in years, and grown old 1 with their master. You would take his valet-de-chambre for his brother ; his butler is grey-headed,2 his groom is one of the gravest men that I have ever seen,4 and his coachman has the looks of a privy-councillor. You see the goodness of the master even 6 in his old house-dog, and in a grey pad that is kept in the stable with great care and tenderness, out of regard to his past services, though he has been useless for several years.

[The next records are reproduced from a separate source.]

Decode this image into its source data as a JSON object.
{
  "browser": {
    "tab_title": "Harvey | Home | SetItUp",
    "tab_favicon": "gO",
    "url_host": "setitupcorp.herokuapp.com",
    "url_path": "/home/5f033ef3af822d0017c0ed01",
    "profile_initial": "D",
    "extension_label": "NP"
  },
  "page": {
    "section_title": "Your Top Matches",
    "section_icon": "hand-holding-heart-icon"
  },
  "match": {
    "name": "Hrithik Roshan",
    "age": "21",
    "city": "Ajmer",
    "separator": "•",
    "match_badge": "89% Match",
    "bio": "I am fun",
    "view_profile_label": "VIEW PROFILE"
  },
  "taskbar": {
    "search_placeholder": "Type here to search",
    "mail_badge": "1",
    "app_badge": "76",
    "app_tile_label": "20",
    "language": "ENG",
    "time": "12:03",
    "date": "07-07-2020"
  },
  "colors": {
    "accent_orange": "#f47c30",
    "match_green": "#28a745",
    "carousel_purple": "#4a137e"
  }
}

I could not but observe with a great deal 10 of pleasure the joy that appeared in 11 the countenances of these ancient domestics upon 12 my friend's arrival at his countryseat. Some of them could not refrain from tears 13 at the sight of their old master ; every one of them pressed forward to do something for him, 14 and seemed discouraged? if they were not employed. 16 At the same time the good old knight, with a mixture of the father and the master of the family, tempered the inquiries after 17 his own affairs with several kind questions relating to themselves.18 This humanity and good-nature 19 engages everybody to him ; 20
1 aussi ses gens sont-ils tous âgés, depuis. See page 38, note 5. ayant vieilli'

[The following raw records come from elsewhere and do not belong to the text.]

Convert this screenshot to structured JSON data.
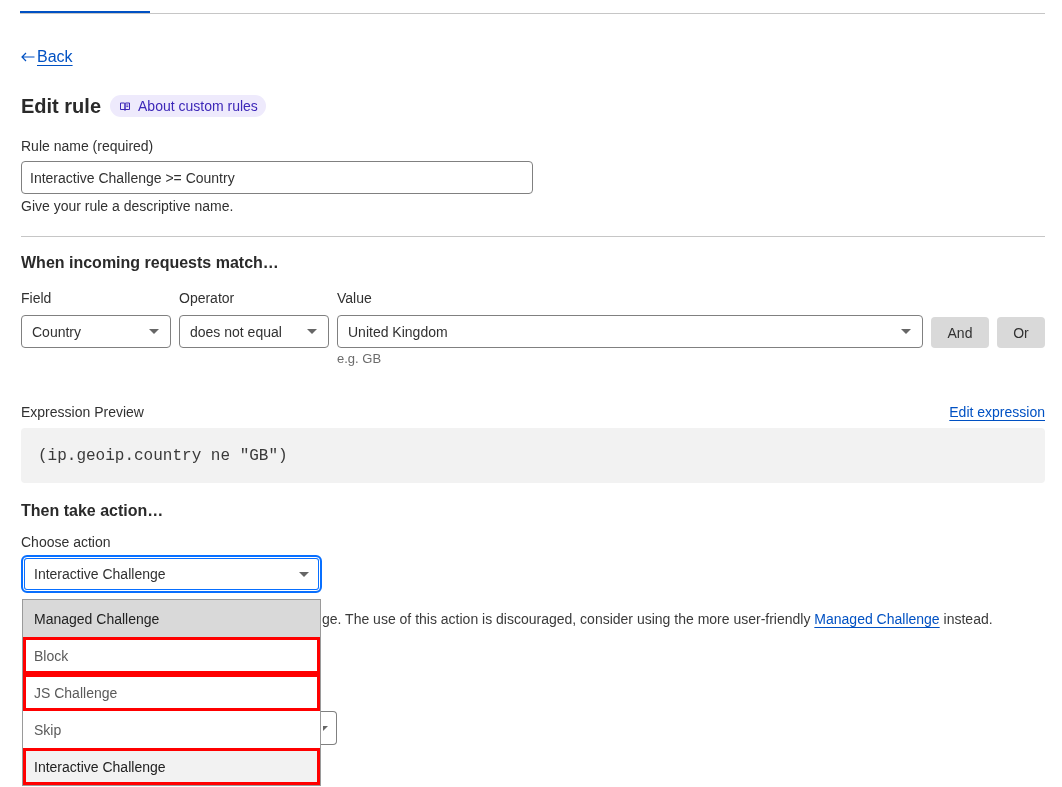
{
  "back_link": {
    "label": "Back"
  },
  "header": {
    "title": "Edit rule",
    "docs_link": "About custom rules"
  },
  "rule_name": {
    "label": "Rule name (required)",
    "value": "Interactive Challenge >= Country",
    "help": "Give your rule a descriptive name."
  },
  "match_section": {
    "title": "When incoming requests match…",
    "fields": [
      {
        "label": "Field",
        "value": "Country"
      },
      {
        "label": "Operator",
        "value": "does not equal"
      },
      {
        "label": "Value",
        "value": "United Kingdom",
        "hint": "e.g. GB"
      }
    ],
    "buttons": [
      "And",
      "Or"
    ]
  },
  "expression_preview": {
    "label": "Expression Preview",
    "edit_link": "Edit expression",
    "code": "(ip.geoip.country ne \"GB\")"
  },
  "action_section": {
    "title": "Then take action…",
    "label": "Choose action",
    "value": "Interactive Challenge",
    "focused": true,
    "description": {
      "text_before": "ge. The use of this action is discouraged, consider using the more user-friendly",
      "link": "Managed Challenge",
      "text_after": "instead."
    },
    "menu": [
      {
        "label": "Managed Challenge",
        "selected": false,
        "hovered": true,
        "annotated": false
      },
      {
        "label": "Block",
        "selected": false,
        "hovered": false,
        "annotated": true
      },
      {
        "label": "JS Challenge",
        "selected": false,
        "hovered": false,
        "annotated": true
      },
      {
        "label": "Skip",
        "selected": false,
        "hovered": false,
        "annotated": false
      },
      {
        "label": "Interactive Challenge",
        "selected": true,
        "hovered": false,
        "annotated": true
      }
    ]
  }
}
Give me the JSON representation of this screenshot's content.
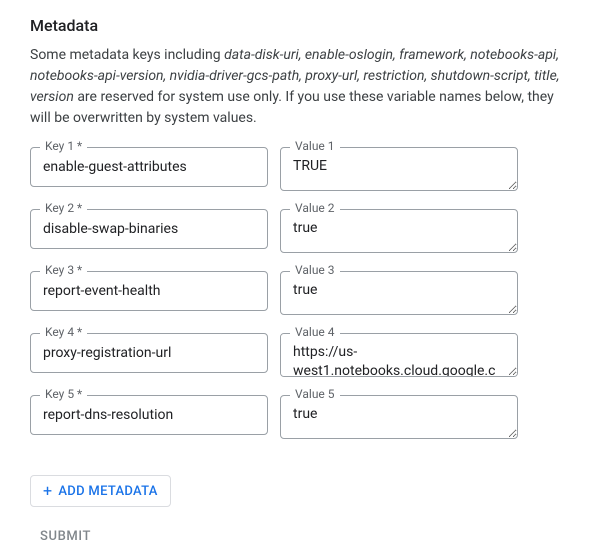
{
  "heading": "Metadata",
  "description_prefix": "Some metadata keys including ",
  "description_reserved": "data-disk-uri, enable-oslogin, framework, notebooks-api, notebooks-api-version, nvidia-driver-gcs-path, proxy-url, restriction, shutdown-script, title, version",
  "description_suffix": " are reserved for system use only. If you use these variable names below, they will be overwritten by system values.",
  "rows": [
    {
      "key_label": "Key 1 *",
      "key_value": "enable-guest-attributes",
      "value_label": "Value 1",
      "value_value": "TRUE"
    },
    {
      "key_label": "Key 2 *",
      "key_value": "disable-swap-binaries",
      "value_label": "Value 2",
      "value_value": "true"
    },
    {
      "key_label": "Key 3 *",
      "key_value": "report-event-health",
      "value_label": "Value 3",
      "value_value": "true"
    },
    {
      "key_label": "Key 4 *",
      "key_value": "proxy-registration-url",
      "value_label": "Value 4",
      "value_value": "https://us-west1.notebooks.cloud.google.c"
    },
    {
      "key_label": "Key 5 *",
      "key_value": "report-dns-resolution",
      "value_label": "Value 5",
      "value_value": "true"
    }
  ],
  "add_button_label": "ADD METADATA",
  "submit_label": "SUBMIT"
}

The interrogative 10 Je ne pouvais qu'observer avec form is elegantly used after aussi beaucoup--see page 5, note 12; or, (in the sense of 'therefore’), peut- Il m'était impossible d'observer sans éire, encore (yet), toujours (still), beaucoup. en vain, du moins, au moins.
qui se peignit sur. 2 a les cheveux gris. 26, note 12.
13 Quelques uns d'entre eux ne 3 See page 13, note 5.
pouvaient retenir leurs larmes. 4 Whenever a past participle is 14 s'empressait auprès de lui afin joined with the auxiliary avoir, it de se rendre utile (or, de s'utiliser), agrees, in number and gender, 15 mortifié; or, contristé; or, atwith the régime direct (accusative) tristé. of the verb, but only if that direct lorsque, par moments, il ne se regimen precedes the verb.
trouvait rien à faire, a tout l'air d'un conseiller
17 questions sur. privé.
en faisant de son côté plusieurs jusque.
questions obligeantes (or, affables) qu'on garde; or, que l'on con- relatives à eux-mêmes.
The l here is merely eu- 19 These two nouns, being nearly phonic, and prevents a dissonance. synonymous, had better follow See also page 24, note 9.
each other, in French, without a par égard pour; or, en raison conjunction, but with the pronoun de; or, en considération de.
repeated. quiqu'il ne serve pl is à rien 20 cuptive (or, lui gagne-lui con